over each pixel in a ﬁngerprint image to extract singularities
In , convolutional masks are applied to a ﬁngerprint
image in order to compute gradients, derivatives, and angles
for each pixel. Such information is then used for singular point
extraction as described in the paper. The method is applied
to 75 ﬁngerprint images randomly selected from FVC 2004
(DB4) database. The authors report missing rates of 7.14% and
7.69% for core and deltas, respectively. In addition, 5.71% and
7.69% of false core and deltas are generated by the method.
Complex ﬁlters are used by  for automatic extraction
of singularities in ﬁngerprint images. The ﬁltering is applied
to the orientation ﬁeld in multiple resolution scales estimated
from the global structure of the ﬁngerprint, i.e. the overall
pattern of the ridges and valleys. The DB2 set of FVC2000
database is used to validate the experiments (100 persons with
8 images/person). The correct detection rate is nearly 95%.
However, only core points are detected.
A method for singular point detection using a bank of
discrete Fourier ﬁlters is presented in . The advantages
of Poincare index are ﬁrstly applied for selection of candi-
date blocks in orientation map. A set of 90 discrete Fourier
ﬁlters are then convolved with the orientation image and
the responses are inspected for singular point detection. By
using Fourier transform, the time-consuming problem of Gabor
ﬁlters is avoided. The experimental results showed that the
bank of ﬁlters took about 0.02 seconds for evaluation, instead
of 12 seconds by Gabor transform.
D. Curvature-based methods
The algorithms based on the curvature of the singular
points’ orientation report considerable results to detect singular
points, as acute gradient changes are found around singularities
location . However, such methods are not robust to noise
and false singularities are detected.
The work of  proposes a novel approach for ﬁngerprint
singular points detection based on orthogonal theory. In the
ﬁrst step, the input image is normalized to remove the effects
of sensor noise and deformation due to the ﬁnger pressure
differences. Then, the orientation ﬁeld and double orientation
ﬁeld are estimated to detection of core and delta points. Only a
reduction in computational costs and complexity are reported.
The authors in  described a hybrid technique for sin-
gular point detection based on the Direction of Curvature and
Poincare Index. The modiﬁed DC (called Enhanced Detection
of Curvature, EDC) technique is used to estimate the core and
delta point in a quicker manner and with low computational
cost. On the other hand, the Enhanced Poincare Index (EPCI)
provides a more accurate location of core and delta points. The

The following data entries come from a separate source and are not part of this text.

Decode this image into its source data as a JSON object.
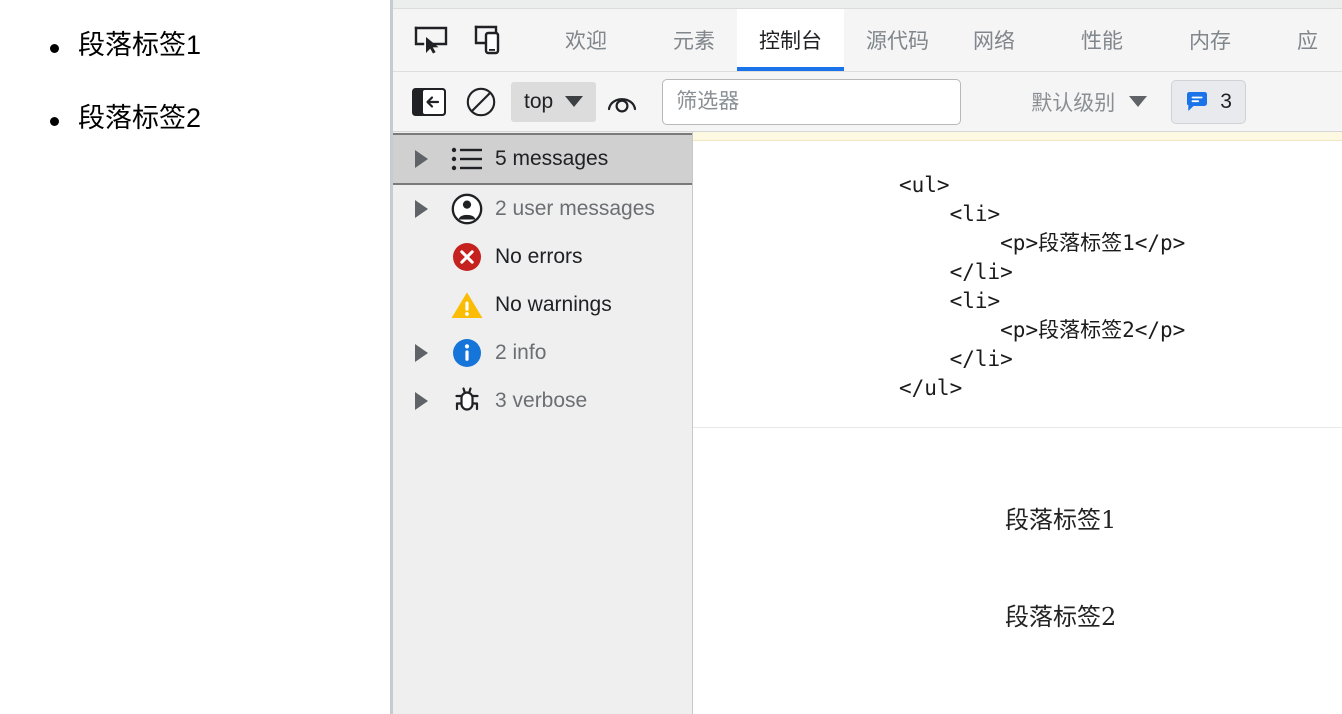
{
  "page": {
    "list_items": [
      "段落标签1",
      "段落标签2"
    ]
  },
  "devtools": {
    "toolbar_icons": [
      {
        "name": "inspect-element-icon",
        "label": "检查元素"
      },
      {
        "name": "device-toolbar-icon",
        "label": "切换设备工具栏"
      }
    ],
    "tabs": [
      {
        "label": "欢迎",
        "active": false
      },
      {
        "label": "元素",
        "active": false
      },
      {
        "label": "控制台",
        "active": true
      },
      {
        "label": "源代码",
        "active": false
      },
      {
        "label": "网络",
        "active": false
      },
      {
        "label": "性能",
        "active": false
      },
      {
        "label": "内存",
        "active": false
      },
      {
        "label": "应",
        "active": false
      }
    ],
    "console_toolbar": {
      "sidebar_toggle_label": "显示控制台侧边栏",
      "clear_console_label": "清除控制台",
      "context_selector": "top",
      "live_expression_label": "创建实时表达式",
      "filter_placeholder": "筛选器",
      "filter_value": "",
      "level_selector": "默认级别",
      "message_count": "3"
    },
    "sidebar": [
      {
        "icon": "list-icon",
        "label": "5 messages",
        "twisty": true,
        "selected": true,
        "muted": false
      },
      {
        "icon": "user-icon",
        "label": "2 user messages",
        "twisty": true,
        "selected": false,
        "muted": true
      },
      {
        "icon": "error-icon",
        "label": "No errors",
        "twisty": false,
        "selected": false,
        "muted": false
      },
      {
        "icon": "warning-icon",
        "label": "No warnings",
        "twisty": false,
        "selected": false,
        "muted": false
      },
      {
        "icon": "info-icon",
        "label": "2 info",
        "twisty": true,
        "selected": false,
        "muted": true
      },
      {
        "icon": "verbose-icon",
        "label": "3 verbose",
        "twisty": true,
        "selected": false,
        "muted": true
      }
    ],
    "output": {
      "code_lines": [
        {
          "text": "<ul>",
          "indent": 0
        },
        {
          "text": "<li>",
          "indent": 1
        },
        {
          "text": "<p>段落标签1</p>",
          "indent": 2
        },
        {
          "text": "</li>",
          "indent": 1
        },
        {
          "text": "<li>",
          "indent": 1
        },
        {
          "text": "<p>段落标签2</p>",
          "indent": 2
        },
        {
          "text": "</li>",
          "indent": 1
        },
        {
          "text": "</ul>",
          "indent": 0
        }
      ],
      "rendered_lines": [
        "段落标签1",
        "段落标签2"
      ]
    }
  },
  "colors": {
    "accent": "#1a73e8",
    "error": "#c5221f",
    "warning": "#fbbc04",
    "info": "#1a73e8",
    "sidebar_bg": "#efefef",
    "selected_row": "#d0d0d0"
  }
}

paper reports 98.5% of accuracy.
E. Mathematical models
Mathematical models to detect singularities can also be
found in the literature. Usually, such models attempt to de-
scribe core and delta points and deﬁne its location by a